Poet Victoria Chang Is Done Apologizing for Her Ambition

Victoria Chang’s website lists her as “poet, writer and editor”—but just three words can’t contain all that she does or who she is.  She is also a teacher at Antioch University, MBA graduate, editor of the New York Times Magazine’s poetry column, Guggenheim fellow, YA novelist and children’s picture book author, as well as other hybrid work.  She’s also a mother, friend and tireless advocate for more representation within the literary world.

In this interview, we discuss her influences, past and present projects, and how claiming ambition is still contested for a woman in the literary world.

The ‘Cure’ for Mom Guilt? Affordable Childcare, Paid Family Leave and Equal Pay

Rather than flowers that wilt, what most mothers really want is underlying systemic change that benefits not just them, but their entire family system. Reshma Saujani’s initiative, Marshall Plan for Moms, a campaign of her nonprofit Girls Who Code, has set out to do just that.

“‘Mom guilt’ is the natural result of two totally unattainable societal ideals clashing: the perfect mom and ideal worker.”

Amazon’s Cinderella and Systemic Change: No More Patriarchy Means a Happy Ending For All

In Amazon’s Cinderella musical, Cinderella gets what she most wants because there is a radical shifting of structural power. The prince suddenly doesn’t have to marry for status, the queen is suddenly free to speak up and the king is suddenly understanding of how ridiculous gender bias is and anoints his daughter to be next in line.

If only in real life it were that simple. 

Breaking Down the Pink Aisle/Blue Aisle Barrier

If you’re still thinking about last-minute shopping, it’s not too late to stop and consider the No Gender December campaign from Australian organization Play Unlimited. While their tagline, “Stereotypes Have No Place Under My Christmas Tree,” presumes everyone is celebrating one holiday this season, their message is one that’s gone global.

Our Dolls, Ourselves

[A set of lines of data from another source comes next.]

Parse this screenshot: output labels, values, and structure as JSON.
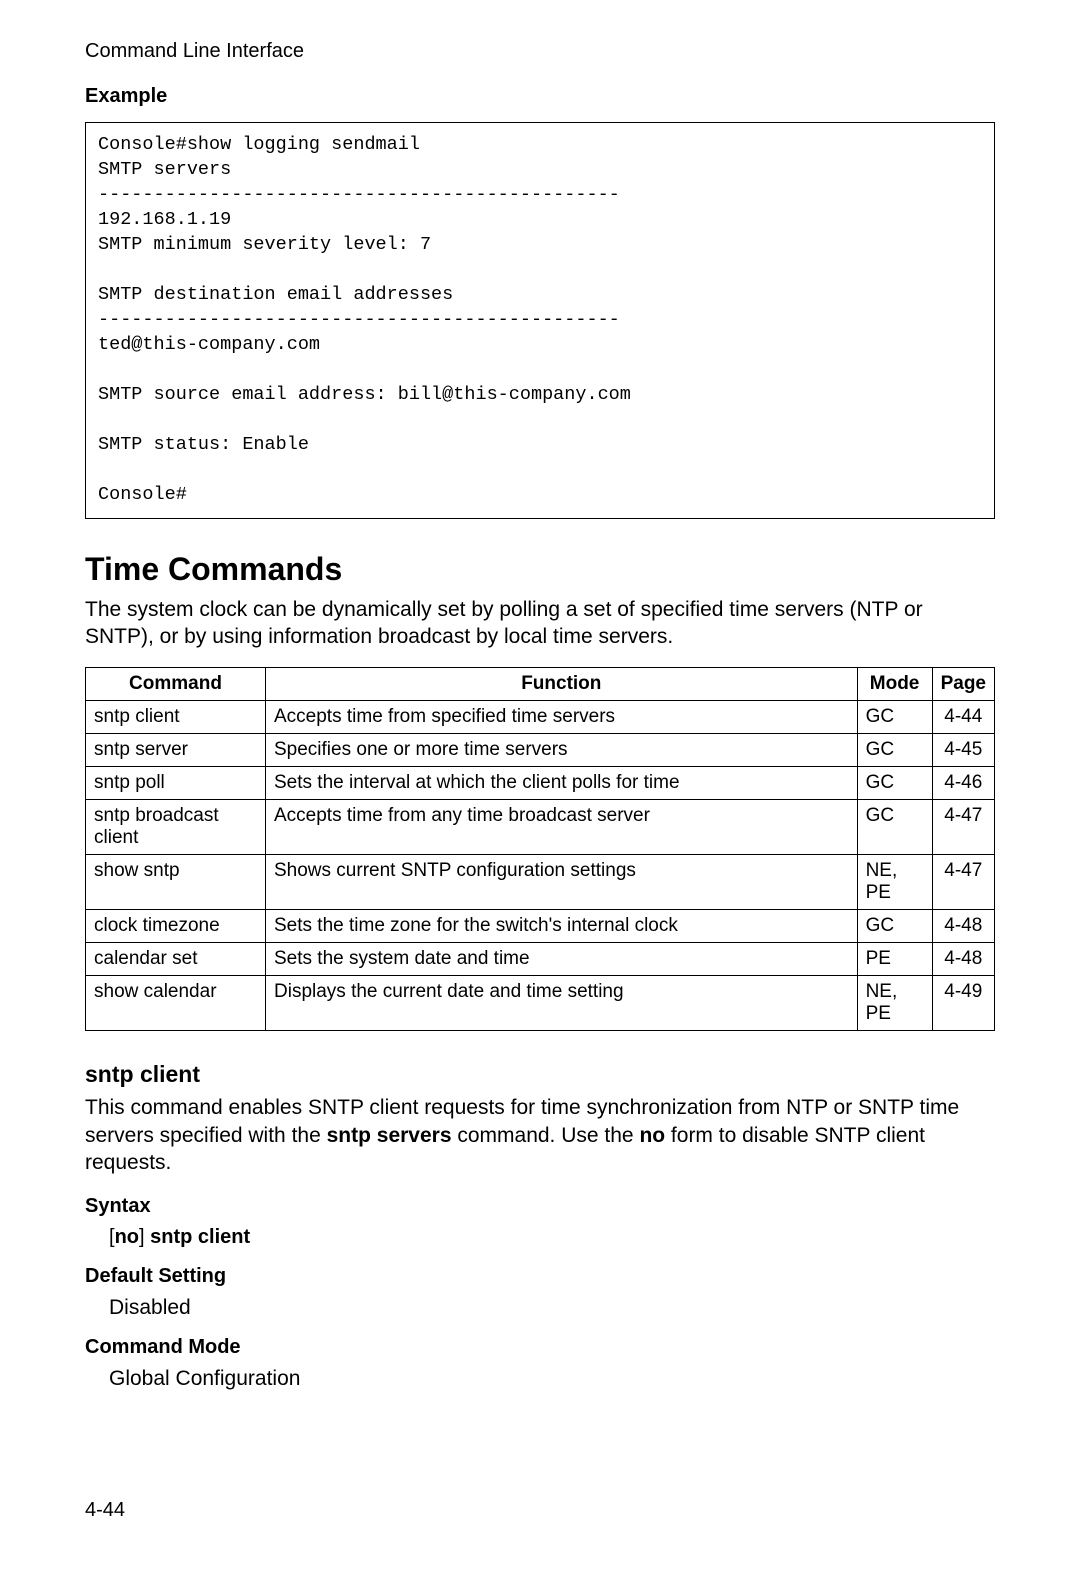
{
  "running_head": "Command Line Interface",
  "example_label": "Example",
  "code_block": "Console#show logging sendmail\nSMTP servers\n-----------------------------------------------\n192.168.1.19\nSMTP minimum severity level: 7\n\nSMTP destination email addresses\n-----------------------------------------------\nted@this-company.com\n\nSMTP source email address: bill@this-company.com\n\nSMTP status: Enable\n\nConsole#",
  "section_heading": "Time Commands",
  "section_intro": "The system clock can be dynamically set by polling a set of specified time servers (NTP or SNTP), or by using information broadcast by local time servers.",
  "table": {
    "headers": {
      "cmd": "Command",
      "fn": "Function",
      "mode": "Mode",
      "page": "Page"
    },
    "rows": [
      {
        "cmd": "sntp client",
        "fn": "Accepts time from specified time servers",
        "mode": "GC",
        "page": "4-44"
      },
      {
        "cmd": "sntp server",
        "fn": "Specifies one or more time servers",
        "mode": "GC",
        "page": "4-45"
      },
      {
        "cmd": "sntp poll",
        "fn": "Sets the interval at which the client polls for time",
        "mode": "GC",
        "page": "4-46"
      },
      {
        "cmd": "sntp broadcast client",
        "fn": "Accepts time from any time broadcast server",
        "mode": "GC",
        "page": "4-47"
      },
      {
        "cmd": "show sntp",
        "fn": "Shows current SNTP configuration settings",
        "mode": "NE, PE",
        "page": "4-47"
      },
      {
        "cmd": "clock timezone",
        "fn": "Sets the time zone for the switch's internal clock",
        "mode": "GC",
        "page": "4-48"
      },
      {
        "cmd": "calendar set",
        "fn": "Sets the system date and time",
        "mode": "PE",
        "page": "4-48"
      },
      {
        "cmd": "show calendar",
        "fn": "Displays the current date and time setting",
        "mode": "NE, PE",
        "page": "4-49"
      }
    ]
  },
  "subsection_heading": "sntp client",
  "subsection_para_pre": "This command enables SNTP client requests for time synchronization from NTP or SNTP time servers specified with the ",
  "subsection_bold1": "sntp servers",
  "subsection_mid": " command. Use the ",
  "subsection_bold2": "no",
  "subsection_tail": " form to disable SNTP client requests.",
  "syntax_label": "Syntax",
  "syntax_open": "[",
  "syntax_no": "no",
  "syntax_close": "]",
  "syntax_rest": " sntp client",
  "default_label": "Default Setting",
  "default_value": "Disabled",
  "mode_label": "Command Mode",
  "mode_value": "Global Configuration",
  "page_number": "4-44"
}
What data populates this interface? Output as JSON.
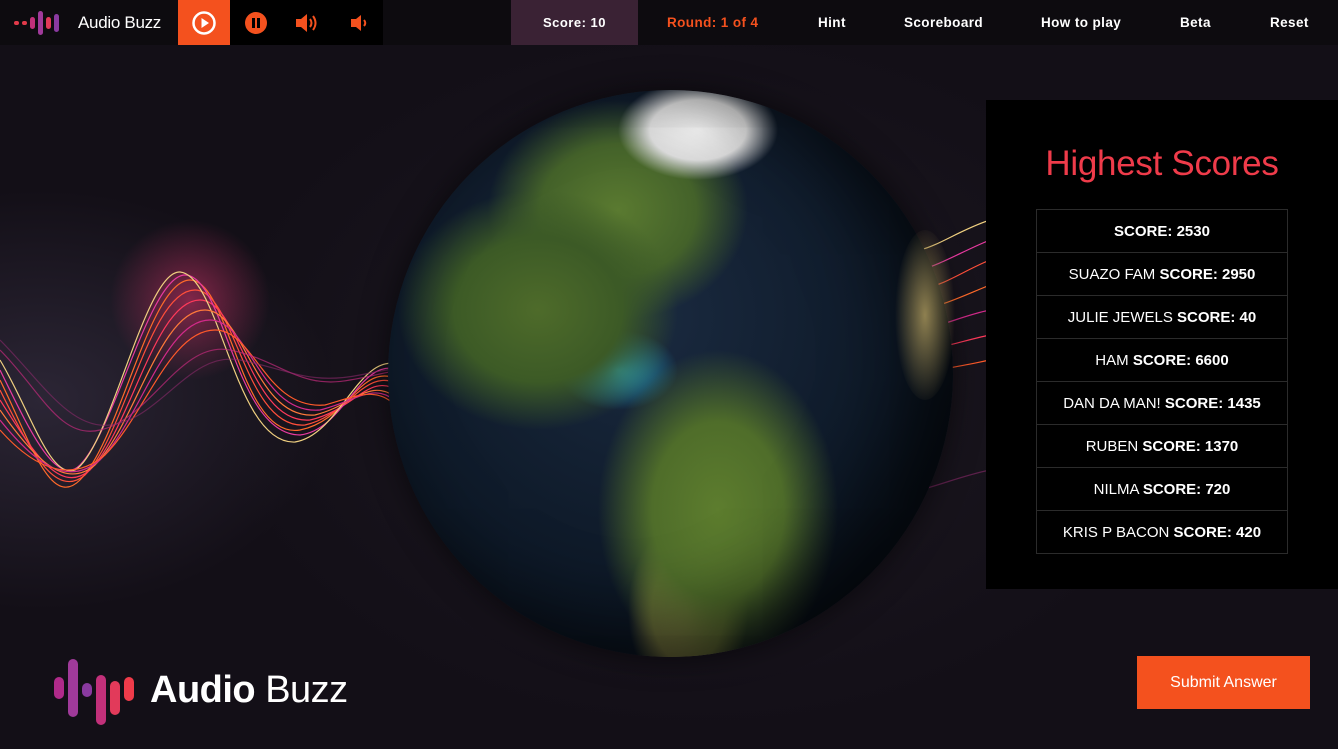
{
  "app": {
    "brand_name": "Audio Buzz"
  },
  "controls": {
    "play_icon": "play-circle-icon",
    "pause_icon": "pause-circle-icon",
    "volume_up_icon": "volume-up-icon",
    "volume_down_icon": "volume-down-icon"
  },
  "nav": {
    "score": "Score: 10",
    "round": "Round: 1 of 4",
    "hint": "Hint",
    "scoreboard": "Scoreboard",
    "how_to_play": "How to play",
    "beta": "Beta",
    "reset": "Reset"
  },
  "scores": {
    "title": "Highest Scores",
    "score_label": "SCORE:",
    "rows": [
      {
        "name": "",
        "score": "2530"
      },
      {
        "name": "SUAZO FAM",
        "score": "2950"
      },
      {
        "name": "JULIE JEWELS",
        "score": "40"
      },
      {
        "name": "HAM",
        "score": "6600"
      },
      {
        "name": "DAN DA MAN!",
        "score": "1435"
      },
      {
        "name": "RUBEN",
        "score": "1370"
      },
      {
        "name": "NILMA",
        "score": "720"
      },
      {
        "name": "KRIS P BACON",
        "score": "420"
      }
    ]
  },
  "footer": {
    "logo_bold": "Audio",
    "logo_light": " Buzz",
    "submit_label": "Submit Answer"
  },
  "colors": {
    "accent": "#f4511e",
    "title_red": "#ef3b4a",
    "score_box": "#3a2234",
    "background": "#130f17"
  }
}
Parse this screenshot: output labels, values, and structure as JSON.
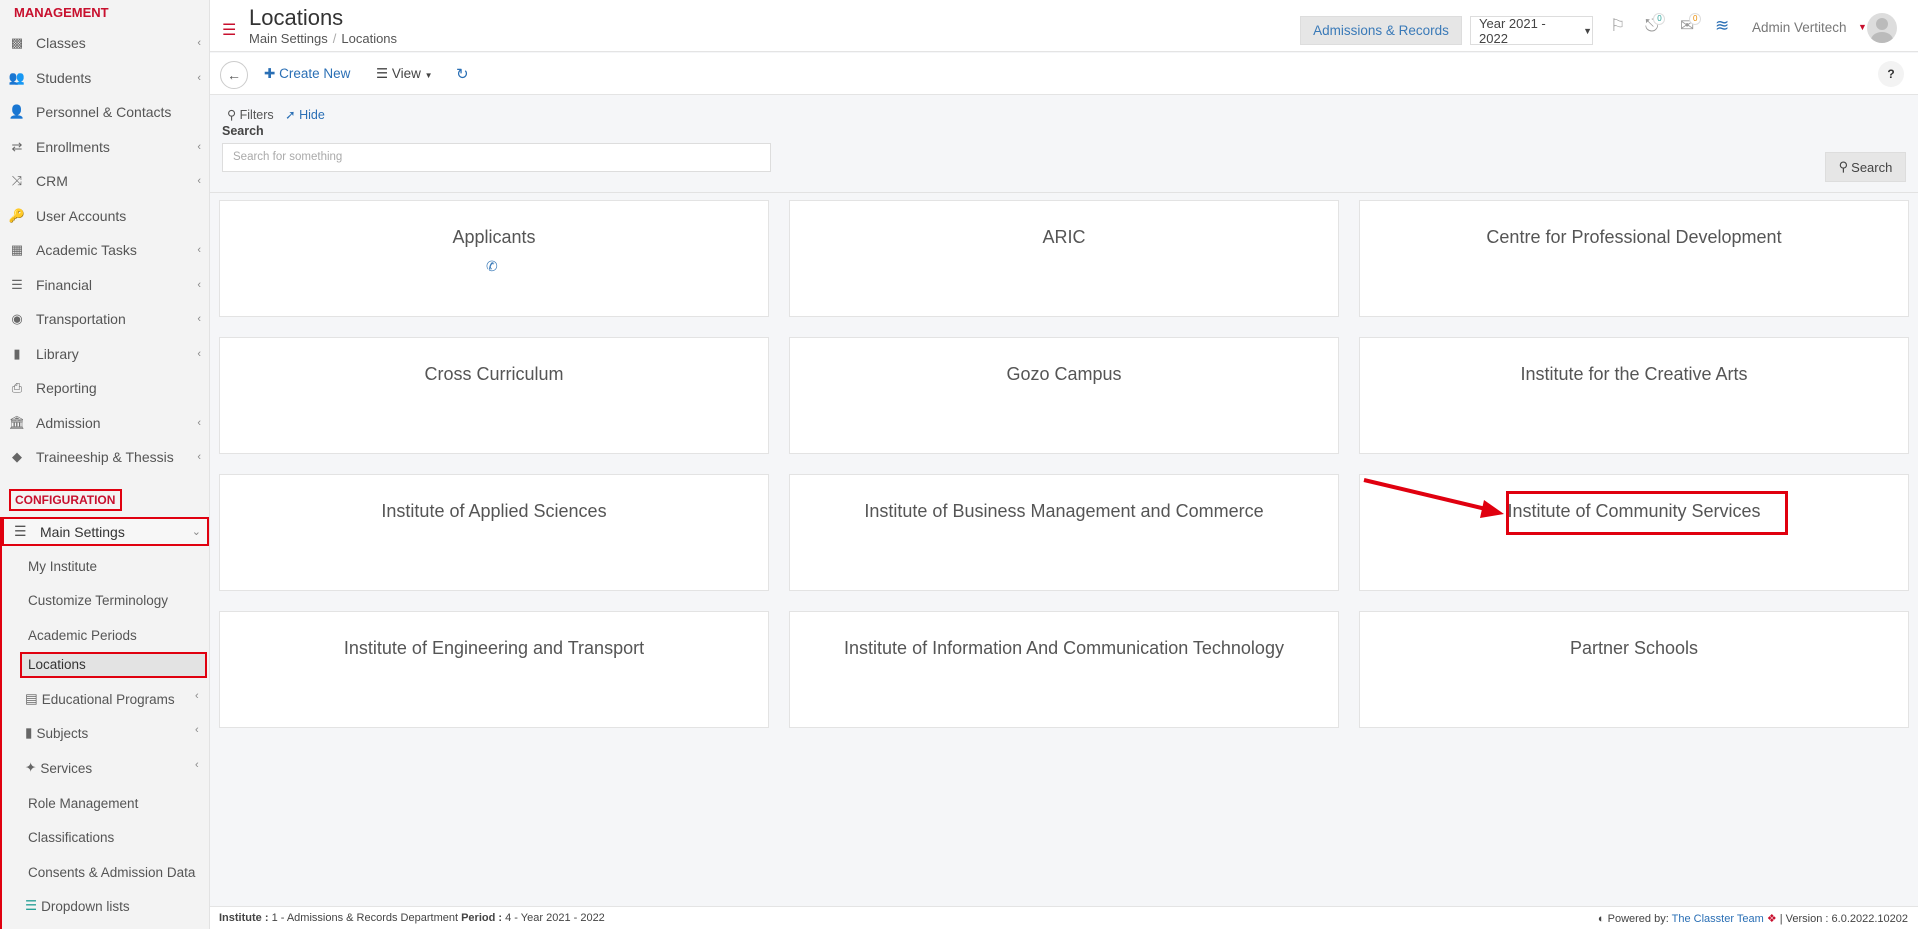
{
  "sidebar": {
    "management_header": "MANAGEMENT",
    "items": [
      {
        "label": "Classes",
        "icon": "classes-icon"
      },
      {
        "label": "Students",
        "icon": "students-icon"
      },
      {
        "label": "Personnel & Contacts",
        "icon": "personnel-icon"
      },
      {
        "label": "Enrollments",
        "icon": "enrollments-icon"
      },
      {
        "label": "CRM",
        "icon": "crm-icon"
      },
      {
        "label": "User Accounts",
        "icon": "key-icon"
      },
      {
        "label": "Academic Tasks",
        "icon": "grid-icon"
      },
      {
        "label": "Financial",
        "icon": "coins-icon"
      },
      {
        "label": "Transportation",
        "icon": "bus-icon"
      },
      {
        "label": "Library",
        "icon": "books-icon"
      },
      {
        "label": "Reporting",
        "icon": "printer-icon"
      },
      {
        "label": "Admission",
        "icon": "institution-icon"
      },
      {
        "label": "Traineeship & Thessis",
        "icon": "cube-icon"
      }
    ],
    "configuration_header": "CONFIGURATION",
    "main_settings": "Main Settings",
    "sub_items": {
      "my_institute": "My Institute",
      "customize_terminology": "Customize Terminology",
      "academic_periods": "Academic Periods",
      "locations": "Locations",
      "educational_programs": "Educational Programs",
      "subjects": "Subjects",
      "services": "Services",
      "role_management": "Role Management",
      "classifications": "Classifications",
      "consents": "Consents & Admission Data",
      "dropdown_lists": "Dropdown lists"
    }
  },
  "header": {
    "title": "Locations",
    "breadcrumb": [
      "Main Settings",
      "Locations"
    ],
    "department": "Admissions & Records",
    "year": "Year 2021 - 2022",
    "notifications_count": "0",
    "messages_count": "0",
    "user": "Admin Vertitech"
  },
  "toolbar": {
    "create_new": "Create New",
    "view": "View",
    "help": "?"
  },
  "filters": {
    "label": "Filters",
    "hide": "Hide",
    "search_label": "Search",
    "search_placeholder": "Search for something",
    "search_button": "Search"
  },
  "locations": [
    "Applicants",
    "ARIC",
    "Centre for Professional Development",
    "Cross Curriculum",
    "Gozo Campus",
    "Institute for the Creative Arts",
    "Institute of Applied Sciences",
    "Institute of Business Management and Commerce",
    "Institute of Community Services",
    "Institute of Engineering and Transport",
    "Institute of Information And Communication Technology",
    "Partner Schools"
  ],
  "footer": {
    "institute_label": "Institute :",
    "institute_value": "1 - Admissions & Records Department",
    "period_label": "Period :",
    "period_value": "4 - Year 2021 - 2022",
    "powered_by": "Powered by:",
    "team": "The Classter Team",
    "version": "| Version : 6.0.2022.10202"
  },
  "colors": {
    "brand_red": "#c8102e",
    "link_blue": "#2a6fb5",
    "annotation_red": "#e0000f"
  }
}
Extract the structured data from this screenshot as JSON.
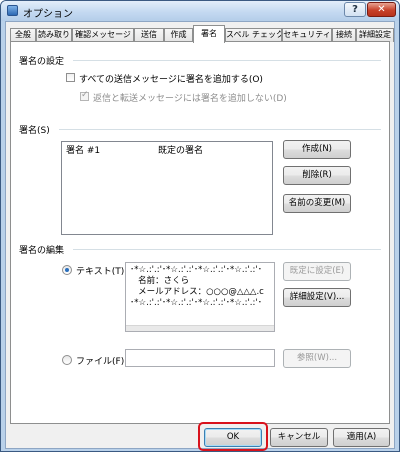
{
  "window": {
    "title": "オプション",
    "help": "?",
    "close": "✕"
  },
  "tabs": [
    "全般",
    "読み取り",
    "確認メッセージ",
    "送信",
    "作成",
    "署名",
    "スペル チェック",
    "セキュリティ",
    "接続",
    "詳細設定"
  ],
  "active_tab": "署名",
  "settings_group": {
    "title": "署名の設定",
    "add_all_label": "すべての送信メッセージに署名を追加する(O)",
    "no_reply_label": "返信と転送メッセージには署名を追加しない(D)"
  },
  "signatures_group": {
    "title": "署名(S)",
    "items": [
      {
        "name": "署名 #1",
        "type": "既定の署名"
      }
    ],
    "buttons": {
      "new": "作成(N)",
      "remove": "削除(R)",
      "rename": "名前の変更(M)"
    }
  },
  "edit_group": {
    "title": "署名の編集",
    "text_label": "テキスト(T)",
    "text_lines": [
      "･*☆.:'.:'･*☆.:'.:'･*☆.:'.:'･*☆.:'.:'･",
      "   名前：さくら",
      "   メールアドレス：○○○@△△△.c",
      "･*☆.:'.:'･*☆.:'.:'･*☆.:'.:'･*☆.:'.:'･"
    ],
    "set_default": "既定に設定(E)",
    "advanced": "詳細設定(V)...",
    "file_label": "ファイル(F)",
    "browse": "参照(W)..."
  },
  "footer": {
    "ok": "OK",
    "cancel": "キャンセル",
    "apply": "適用(A)"
  },
  "colors": {
    "highlight": "#d8121c",
    "accent": "#2a6fbd"
  }
}
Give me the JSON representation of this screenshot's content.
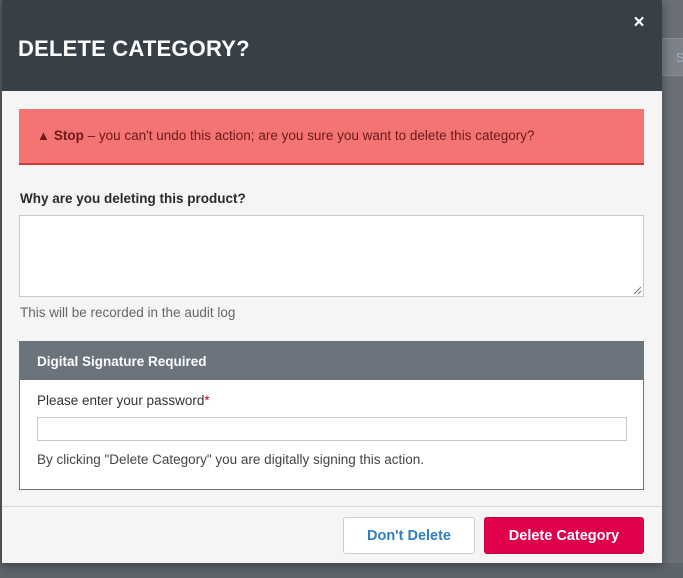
{
  "background": {
    "partial_char": "S"
  },
  "modal": {
    "title": "DELETE CATEGORY?",
    "close_glyph": "×"
  },
  "alert": {
    "icon": "warning-triangle-icon",
    "icon_glyph": "▲",
    "strong": "Stop",
    "message": " – you can't undo this action; are you sure you want to delete this category?"
  },
  "reason": {
    "label": "Why are you deleting this product?",
    "value": "",
    "placeholder": "",
    "help": "This will be recorded in the audit log"
  },
  "signature": {
    "header": "Digital Signature Required",
    "password_label": "Please enter your password",
    "required_marker": "*",
    "password_value": "",
    "note": "By clicking \"Delete Category\" you are digitally signing this action."
  },
  "footer": {
    "cancel_label": "Don't Delete",
    "confirm_label": "Delete Category"
  },
  "colors": {
    "header_bg": "#373f47",
    "alert_bg": "#f47373",
    "sig_header_bg": "#6b747c",
    "confirm_bg": "#e0004d",
    "cancel_text": "#2f7fc1"
  }
}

On the Ms. Blog just over four years ago, I wrote about Mattel’s (then) newest and largest doll launch: the Monster High line. Mattel was proudly offering girls dolls that were “different” and that strayed from the look of their long-lasting progeny, Barbie, and her contentious, estranged cousin, the Bratz dolls, (at that time, still […]